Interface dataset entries
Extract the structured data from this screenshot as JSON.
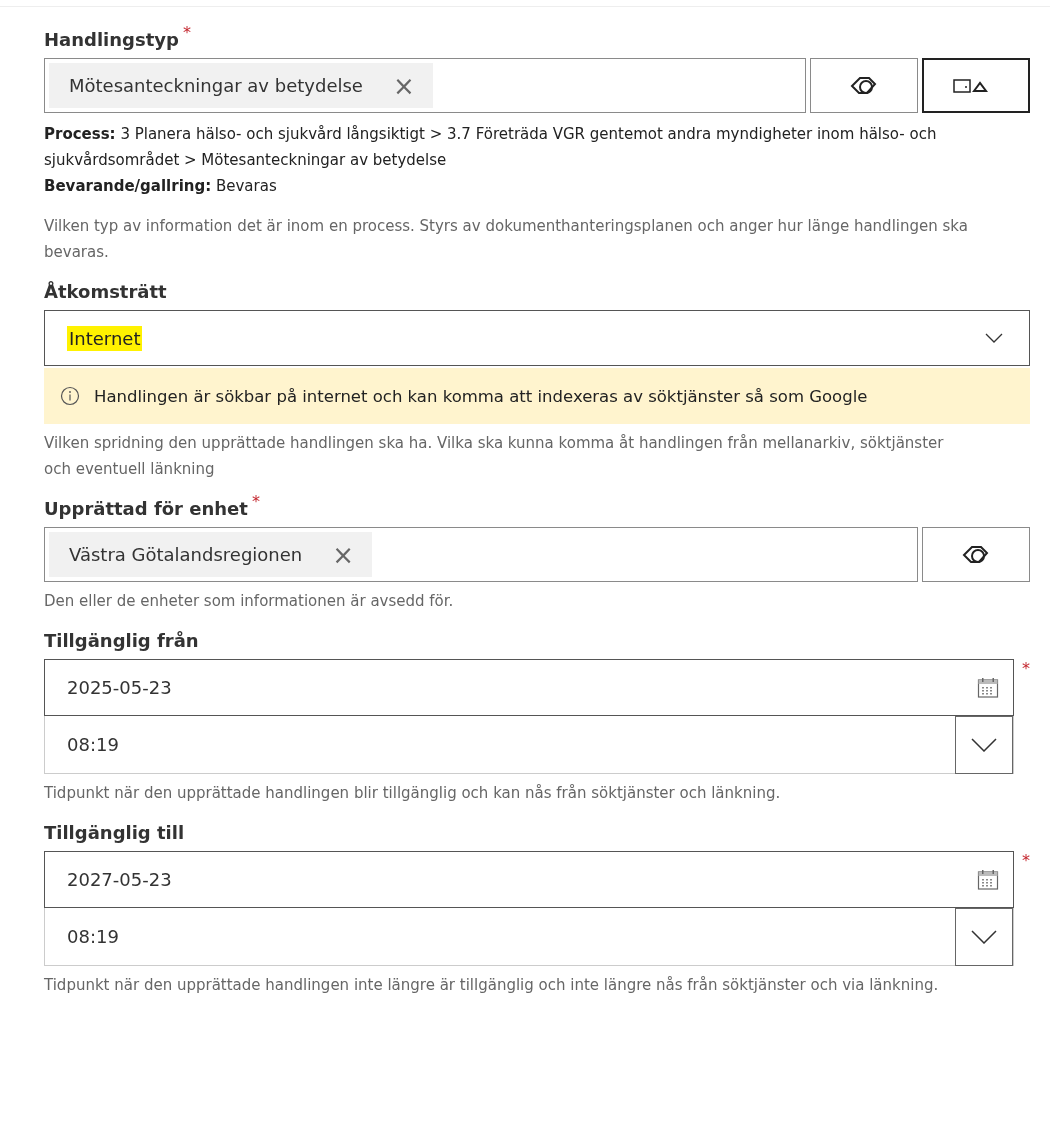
{
  "fields": [
    {
      "kind": "taxonomy",
      "label": "Handlingstyp",
      "required_mark": "*",
      "tag": {
        "text": "Mötesanteckningar av betydelse",
        "remove": "×"
      },
      "extra_button": true,
      "details": [
        {
          "term": "Process:",
          "text": "3 Planera hälso- och sjukvård långsiktigt > 3.7 Företräda VGR gentemot andra myndigheter inom hälso- och sjukvårdsområdet > Mötesanteckningar av betydelse"
        },
        {
          "term": "Bevarande/gallring:",
          "text": "Bevaras"
        }
      ],
      "description": "Vilken typ av information det är inom en process. Styrs av dokumenthanteringsplanen och anger hur länge handlingen ska bevaras."
    },
    {
      "kind": "dropdown",
      "label": "Åtkomsträtt",
      "value": "Internet",
      "highlighted": true,
      "warning": "Handlingen är sökbar på internet och kan komma att indexeras av söktjänster så som Google",
      "description": "Vilken spridning den upprättade handlingen ska ha. Vilka ska kunna komma åt handlingen från mellanarkiv, söktjänster och eventuell länkning"
    },
    {
      "kind": "taxonomy",
      "label": "Upprättad för enhet",
      "required_mark": "*",
      "tag": {
        "text": "Västra Götalandsregionen",
        "remove": "×"
      },
      "extra_button": false,
      "description": "Den eller de enheter som informationen är avsedd för."
    },
    {
      "kind": "datetime",
      "label": "Tillgänglig från",
      "date": "2025-05-23",
      "time": "08:19",
      "date_mark": "*",
      "description": "Tidpunkt när den upprättade handlingen blir tillgänglig och kan nås från söktjänster och länkning."
    },
    {
      "kind": "datetime",
      "label": "Tillgänglig till",
      "date": "2027-05-23",
      "time": "08:19",
      "date_mark": "*",
      "description": "Tidpunkt när den upprättade handlingen inte längre är tillgänglig och inte längre nås från söktjänster och via länkning."
    }
  ]
}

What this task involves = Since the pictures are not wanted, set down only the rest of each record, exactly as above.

Exercise solution =
Extract the structured data from this screenshot as JSON.
{
  "fields": [
    {
      "kind": "taxonomy",
      "label": "Handlingstyp",
      "required_mark": "*",
      "tag": {
        "text": "Mötesanteckningar av betydelse",
        "remove": "×"
      },
      "extra_button": true,
      "details": [
        {
          "term": "Process:",
          "text": "3 Planera hälso- och sjukvård långsiktigt > 3.7 Företräda VGR gentemot andra myndigheter inom hälso- och sjukvårdsområdet > Mötesanteckningar av betydelse"
        },
        {
          "term": "Bevarande/gallring:",
          "text": "Bevaras"
        }
      ],
      "description": "Vilken typ av information det är inom en process. Styrs av dokumenthanteringsplanen och anger hur länge handlingen ska bevaras."
    },
    {
      "kind": "dropdown",
      "label": "Åtkomsträtt",
      "value": "Internet",
      "highlighted": true,
      "warning": "Handlingen är sökbar på internet och kan komma att indexeras av söktjänster så som Google",
      "description": "Vilken spridning den upprättade handlingen ska ha. Vilka ska kunna komma åt handlingen från mellanarkiv, söktjänster och eventuell länkning"
    },
    {
      "kind": "taxonomy",
      "label": "Upprättad för enhet",
      "required_mark": "*",
      "tag": {
        "text": "Västra Götalandsregionen",
        "remove": "×"
      },
      "extra_button": false,
      "description": "Den eller de enheter som informationen är avsedd för."
    },
    {
      "kind": "datetime",
      "label": "Tillgänglig från",
      "date": "2025-05-23",
      "time": "08:19",
      "date_mark": "*",
      "description": "Tidpunkt när den upprättade handlingen blir tillgänglig och kan nås från söktjänster och länkning."
    },
    {
      "kind": "datetime",
      "label": "Tillgänglig till",
      "date": "2027-05-23",
      "time": "08:19",
      "date_mark": "*",
      "description": "Tidpunkt när den upprättade handlingen inte längre är tillgänglig och inte längre nås från söktjänster och via länkning."
    }
  ]
}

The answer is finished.